Source records START

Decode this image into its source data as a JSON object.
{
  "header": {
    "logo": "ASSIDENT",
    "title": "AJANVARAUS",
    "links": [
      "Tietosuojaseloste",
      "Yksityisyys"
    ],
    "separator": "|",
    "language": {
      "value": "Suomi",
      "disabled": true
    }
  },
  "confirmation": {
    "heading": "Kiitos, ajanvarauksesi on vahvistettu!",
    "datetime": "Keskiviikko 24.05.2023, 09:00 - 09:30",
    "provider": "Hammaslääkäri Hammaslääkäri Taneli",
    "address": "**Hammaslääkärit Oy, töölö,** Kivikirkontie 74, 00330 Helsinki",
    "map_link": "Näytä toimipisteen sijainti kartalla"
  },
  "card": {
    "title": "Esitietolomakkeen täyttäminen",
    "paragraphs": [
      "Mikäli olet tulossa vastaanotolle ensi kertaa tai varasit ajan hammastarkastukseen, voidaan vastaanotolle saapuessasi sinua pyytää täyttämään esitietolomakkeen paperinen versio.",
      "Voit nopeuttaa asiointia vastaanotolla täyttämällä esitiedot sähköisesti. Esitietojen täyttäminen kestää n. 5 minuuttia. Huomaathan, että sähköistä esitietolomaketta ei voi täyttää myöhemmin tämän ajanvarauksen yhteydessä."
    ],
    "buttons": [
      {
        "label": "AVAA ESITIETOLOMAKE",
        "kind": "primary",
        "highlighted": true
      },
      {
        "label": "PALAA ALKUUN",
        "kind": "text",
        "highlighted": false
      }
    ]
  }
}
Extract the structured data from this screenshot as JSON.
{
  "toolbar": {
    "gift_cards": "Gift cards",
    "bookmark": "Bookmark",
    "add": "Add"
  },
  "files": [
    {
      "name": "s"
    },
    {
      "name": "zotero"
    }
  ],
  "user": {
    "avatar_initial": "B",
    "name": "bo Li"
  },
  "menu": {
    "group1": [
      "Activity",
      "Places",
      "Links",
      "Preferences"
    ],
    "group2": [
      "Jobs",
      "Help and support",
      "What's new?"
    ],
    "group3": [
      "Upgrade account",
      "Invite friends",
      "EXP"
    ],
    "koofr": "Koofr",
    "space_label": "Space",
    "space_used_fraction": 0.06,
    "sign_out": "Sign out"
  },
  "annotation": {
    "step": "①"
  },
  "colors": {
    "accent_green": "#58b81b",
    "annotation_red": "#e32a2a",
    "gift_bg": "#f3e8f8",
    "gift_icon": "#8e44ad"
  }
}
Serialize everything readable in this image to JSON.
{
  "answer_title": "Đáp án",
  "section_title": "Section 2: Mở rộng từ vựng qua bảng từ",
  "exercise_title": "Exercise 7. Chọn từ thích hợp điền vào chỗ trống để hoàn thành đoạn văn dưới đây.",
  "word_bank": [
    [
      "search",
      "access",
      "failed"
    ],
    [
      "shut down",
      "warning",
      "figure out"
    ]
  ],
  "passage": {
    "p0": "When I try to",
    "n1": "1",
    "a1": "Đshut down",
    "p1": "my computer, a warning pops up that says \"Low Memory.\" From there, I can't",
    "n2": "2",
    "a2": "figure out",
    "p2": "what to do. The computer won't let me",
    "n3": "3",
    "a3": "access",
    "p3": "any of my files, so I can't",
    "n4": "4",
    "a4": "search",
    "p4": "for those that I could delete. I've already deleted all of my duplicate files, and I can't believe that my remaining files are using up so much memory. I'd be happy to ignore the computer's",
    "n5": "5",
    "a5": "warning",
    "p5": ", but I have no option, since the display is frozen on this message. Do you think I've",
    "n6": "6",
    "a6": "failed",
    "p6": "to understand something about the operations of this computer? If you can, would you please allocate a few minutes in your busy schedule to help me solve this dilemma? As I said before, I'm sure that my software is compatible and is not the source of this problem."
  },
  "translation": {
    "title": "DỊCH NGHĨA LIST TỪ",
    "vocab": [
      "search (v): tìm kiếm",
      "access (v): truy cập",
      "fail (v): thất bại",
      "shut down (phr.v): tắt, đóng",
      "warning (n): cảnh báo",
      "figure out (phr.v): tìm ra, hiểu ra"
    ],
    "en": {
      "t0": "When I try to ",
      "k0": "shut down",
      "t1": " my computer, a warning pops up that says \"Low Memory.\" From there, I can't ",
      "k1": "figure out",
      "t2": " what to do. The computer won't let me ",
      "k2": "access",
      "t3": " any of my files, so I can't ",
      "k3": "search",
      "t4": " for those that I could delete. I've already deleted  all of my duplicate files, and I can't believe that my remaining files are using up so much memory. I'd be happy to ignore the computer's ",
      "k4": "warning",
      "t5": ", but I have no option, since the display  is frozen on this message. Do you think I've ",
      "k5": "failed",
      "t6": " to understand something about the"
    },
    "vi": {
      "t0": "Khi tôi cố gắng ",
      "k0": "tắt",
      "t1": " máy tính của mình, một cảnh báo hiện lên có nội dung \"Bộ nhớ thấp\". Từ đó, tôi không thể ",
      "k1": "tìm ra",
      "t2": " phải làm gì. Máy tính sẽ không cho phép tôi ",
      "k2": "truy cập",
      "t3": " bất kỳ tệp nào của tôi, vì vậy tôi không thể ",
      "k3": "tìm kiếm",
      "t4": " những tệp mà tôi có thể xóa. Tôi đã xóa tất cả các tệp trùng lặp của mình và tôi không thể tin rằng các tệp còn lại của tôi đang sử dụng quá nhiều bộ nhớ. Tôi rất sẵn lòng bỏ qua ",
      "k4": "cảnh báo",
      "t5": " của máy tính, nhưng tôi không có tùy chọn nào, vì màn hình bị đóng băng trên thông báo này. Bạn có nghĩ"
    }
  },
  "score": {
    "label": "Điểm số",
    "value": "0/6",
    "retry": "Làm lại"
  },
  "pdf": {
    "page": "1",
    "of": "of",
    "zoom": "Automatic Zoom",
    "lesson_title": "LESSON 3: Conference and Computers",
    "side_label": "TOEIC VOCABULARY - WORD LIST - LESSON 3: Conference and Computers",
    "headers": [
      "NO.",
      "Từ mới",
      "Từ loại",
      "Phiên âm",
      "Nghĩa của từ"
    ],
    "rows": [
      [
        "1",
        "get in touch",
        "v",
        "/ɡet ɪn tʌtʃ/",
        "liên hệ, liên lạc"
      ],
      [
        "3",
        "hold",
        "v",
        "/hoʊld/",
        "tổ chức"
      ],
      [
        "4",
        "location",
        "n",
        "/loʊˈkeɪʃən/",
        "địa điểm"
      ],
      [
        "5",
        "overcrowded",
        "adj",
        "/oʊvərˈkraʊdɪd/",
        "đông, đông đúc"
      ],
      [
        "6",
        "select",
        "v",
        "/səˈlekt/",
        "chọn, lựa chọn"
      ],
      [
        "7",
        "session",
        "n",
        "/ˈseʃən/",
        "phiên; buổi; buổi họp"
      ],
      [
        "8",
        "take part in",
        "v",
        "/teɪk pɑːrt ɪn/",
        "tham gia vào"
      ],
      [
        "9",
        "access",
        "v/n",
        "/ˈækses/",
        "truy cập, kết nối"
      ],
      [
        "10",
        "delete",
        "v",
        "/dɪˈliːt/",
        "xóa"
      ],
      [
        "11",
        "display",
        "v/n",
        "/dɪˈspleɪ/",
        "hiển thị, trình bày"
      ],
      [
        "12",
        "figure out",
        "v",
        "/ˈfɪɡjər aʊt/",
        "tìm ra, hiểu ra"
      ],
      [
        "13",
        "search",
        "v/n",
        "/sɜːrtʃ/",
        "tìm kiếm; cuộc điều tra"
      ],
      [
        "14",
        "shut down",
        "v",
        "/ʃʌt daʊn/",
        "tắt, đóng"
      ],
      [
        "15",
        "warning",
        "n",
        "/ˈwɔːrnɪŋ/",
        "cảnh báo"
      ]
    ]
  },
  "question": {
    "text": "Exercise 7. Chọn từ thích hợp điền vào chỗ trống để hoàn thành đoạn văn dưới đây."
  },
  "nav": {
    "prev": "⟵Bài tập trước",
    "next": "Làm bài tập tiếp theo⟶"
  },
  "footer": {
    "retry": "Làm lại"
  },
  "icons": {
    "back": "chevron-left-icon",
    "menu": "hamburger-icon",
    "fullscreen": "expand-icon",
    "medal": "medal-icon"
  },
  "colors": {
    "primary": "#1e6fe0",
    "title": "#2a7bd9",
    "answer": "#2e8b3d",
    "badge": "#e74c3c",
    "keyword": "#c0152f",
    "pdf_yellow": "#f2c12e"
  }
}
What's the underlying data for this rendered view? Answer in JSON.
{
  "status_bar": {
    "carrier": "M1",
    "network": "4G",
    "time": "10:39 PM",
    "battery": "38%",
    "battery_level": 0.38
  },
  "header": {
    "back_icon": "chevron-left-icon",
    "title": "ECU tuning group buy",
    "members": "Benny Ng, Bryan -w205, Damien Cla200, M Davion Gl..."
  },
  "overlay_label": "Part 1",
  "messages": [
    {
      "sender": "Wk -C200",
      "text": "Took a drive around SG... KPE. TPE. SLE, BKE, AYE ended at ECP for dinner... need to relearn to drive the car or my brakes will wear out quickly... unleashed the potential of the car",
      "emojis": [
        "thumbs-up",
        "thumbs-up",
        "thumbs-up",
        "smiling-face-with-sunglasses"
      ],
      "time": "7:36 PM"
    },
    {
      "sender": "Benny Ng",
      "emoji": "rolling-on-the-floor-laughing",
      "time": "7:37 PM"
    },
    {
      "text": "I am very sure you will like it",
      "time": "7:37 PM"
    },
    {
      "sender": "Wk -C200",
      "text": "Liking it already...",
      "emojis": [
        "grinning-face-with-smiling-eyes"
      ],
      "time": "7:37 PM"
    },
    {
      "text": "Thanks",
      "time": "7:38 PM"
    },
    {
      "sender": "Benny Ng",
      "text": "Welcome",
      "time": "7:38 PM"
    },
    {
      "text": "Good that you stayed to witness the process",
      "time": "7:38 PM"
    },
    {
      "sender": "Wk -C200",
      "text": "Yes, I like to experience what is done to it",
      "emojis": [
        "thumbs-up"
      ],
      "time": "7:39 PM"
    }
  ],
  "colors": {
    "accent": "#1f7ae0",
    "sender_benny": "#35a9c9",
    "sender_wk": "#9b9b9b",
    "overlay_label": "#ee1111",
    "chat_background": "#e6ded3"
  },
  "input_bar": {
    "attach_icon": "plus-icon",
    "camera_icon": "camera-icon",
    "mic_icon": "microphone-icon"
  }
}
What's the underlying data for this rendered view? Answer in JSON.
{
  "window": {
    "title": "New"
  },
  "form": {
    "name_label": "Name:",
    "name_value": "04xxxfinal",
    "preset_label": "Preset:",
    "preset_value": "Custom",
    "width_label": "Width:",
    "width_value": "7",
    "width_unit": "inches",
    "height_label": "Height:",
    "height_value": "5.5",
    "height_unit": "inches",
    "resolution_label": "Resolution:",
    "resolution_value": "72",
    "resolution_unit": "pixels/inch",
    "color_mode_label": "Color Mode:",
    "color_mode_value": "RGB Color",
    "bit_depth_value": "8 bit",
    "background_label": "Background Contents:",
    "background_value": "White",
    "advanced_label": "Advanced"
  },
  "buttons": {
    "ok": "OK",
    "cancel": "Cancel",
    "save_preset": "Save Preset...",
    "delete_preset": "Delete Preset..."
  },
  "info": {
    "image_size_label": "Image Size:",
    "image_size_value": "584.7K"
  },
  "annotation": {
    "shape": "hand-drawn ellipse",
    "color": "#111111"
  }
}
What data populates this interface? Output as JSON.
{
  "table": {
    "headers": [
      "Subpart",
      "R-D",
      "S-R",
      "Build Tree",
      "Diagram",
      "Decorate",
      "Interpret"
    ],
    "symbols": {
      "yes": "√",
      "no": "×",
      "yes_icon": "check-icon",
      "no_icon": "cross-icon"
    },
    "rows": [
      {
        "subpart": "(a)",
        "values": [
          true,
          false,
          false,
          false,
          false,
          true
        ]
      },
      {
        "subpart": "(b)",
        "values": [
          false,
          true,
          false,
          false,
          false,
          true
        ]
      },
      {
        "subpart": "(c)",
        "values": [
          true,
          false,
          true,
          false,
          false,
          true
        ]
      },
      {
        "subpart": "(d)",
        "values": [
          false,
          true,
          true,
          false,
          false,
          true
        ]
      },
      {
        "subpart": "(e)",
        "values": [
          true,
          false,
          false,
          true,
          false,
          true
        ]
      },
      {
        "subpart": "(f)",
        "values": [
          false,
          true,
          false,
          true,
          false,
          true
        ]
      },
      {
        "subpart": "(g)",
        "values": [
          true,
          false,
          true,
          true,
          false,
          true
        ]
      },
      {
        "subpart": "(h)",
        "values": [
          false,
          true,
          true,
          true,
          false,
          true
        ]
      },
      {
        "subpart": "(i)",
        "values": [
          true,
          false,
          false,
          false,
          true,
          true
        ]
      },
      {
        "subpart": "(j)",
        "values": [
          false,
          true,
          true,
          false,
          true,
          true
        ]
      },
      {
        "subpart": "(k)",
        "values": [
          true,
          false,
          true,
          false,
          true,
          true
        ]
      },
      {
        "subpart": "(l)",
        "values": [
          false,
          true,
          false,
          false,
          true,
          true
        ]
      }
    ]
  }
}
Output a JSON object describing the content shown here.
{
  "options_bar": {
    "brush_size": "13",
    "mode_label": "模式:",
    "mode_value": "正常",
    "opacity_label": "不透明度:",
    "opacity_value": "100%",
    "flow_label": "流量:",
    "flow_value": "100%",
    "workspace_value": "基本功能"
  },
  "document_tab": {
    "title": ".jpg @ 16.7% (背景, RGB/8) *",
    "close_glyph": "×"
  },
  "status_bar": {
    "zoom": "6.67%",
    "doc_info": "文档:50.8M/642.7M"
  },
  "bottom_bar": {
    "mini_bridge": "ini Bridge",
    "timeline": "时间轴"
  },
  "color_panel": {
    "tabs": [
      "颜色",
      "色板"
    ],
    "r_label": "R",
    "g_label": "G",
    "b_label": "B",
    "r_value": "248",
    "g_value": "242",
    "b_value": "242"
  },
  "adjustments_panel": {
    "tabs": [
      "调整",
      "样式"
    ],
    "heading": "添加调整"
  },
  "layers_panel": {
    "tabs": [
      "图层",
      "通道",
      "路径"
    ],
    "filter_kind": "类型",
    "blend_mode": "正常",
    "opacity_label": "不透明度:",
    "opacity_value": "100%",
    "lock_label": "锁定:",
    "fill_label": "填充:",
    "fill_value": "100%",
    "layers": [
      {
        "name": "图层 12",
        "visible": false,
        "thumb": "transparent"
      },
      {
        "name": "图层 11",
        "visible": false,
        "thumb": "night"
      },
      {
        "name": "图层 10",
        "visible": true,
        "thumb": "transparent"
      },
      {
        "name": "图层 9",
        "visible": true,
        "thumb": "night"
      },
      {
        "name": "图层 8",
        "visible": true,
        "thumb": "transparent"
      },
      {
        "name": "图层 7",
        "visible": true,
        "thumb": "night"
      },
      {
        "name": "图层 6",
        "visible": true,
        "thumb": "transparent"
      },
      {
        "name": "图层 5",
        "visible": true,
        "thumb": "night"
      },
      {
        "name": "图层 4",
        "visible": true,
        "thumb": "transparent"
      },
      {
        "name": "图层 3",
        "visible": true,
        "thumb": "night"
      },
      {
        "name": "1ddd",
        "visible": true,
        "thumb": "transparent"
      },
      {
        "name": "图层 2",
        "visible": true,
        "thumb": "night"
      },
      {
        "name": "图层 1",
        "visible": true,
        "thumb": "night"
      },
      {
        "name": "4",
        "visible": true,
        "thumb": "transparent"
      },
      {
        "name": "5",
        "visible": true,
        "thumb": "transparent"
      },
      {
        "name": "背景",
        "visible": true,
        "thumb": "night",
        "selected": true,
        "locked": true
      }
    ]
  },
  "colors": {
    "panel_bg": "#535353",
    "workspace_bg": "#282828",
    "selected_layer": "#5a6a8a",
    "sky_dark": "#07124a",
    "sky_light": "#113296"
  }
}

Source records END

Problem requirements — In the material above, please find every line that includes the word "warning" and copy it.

Answer space —
      "warning",
    "p1": "my computer, a warning pops up that says \"Low Memory.\" From there, I can't",
    "a5": "warning",
      "warning (n): cảnh báo",
      "t1": " my computer, a warning pops up that says \"Low Memory.\" From there, I can't ",
      "k4": "warning",
        "warning",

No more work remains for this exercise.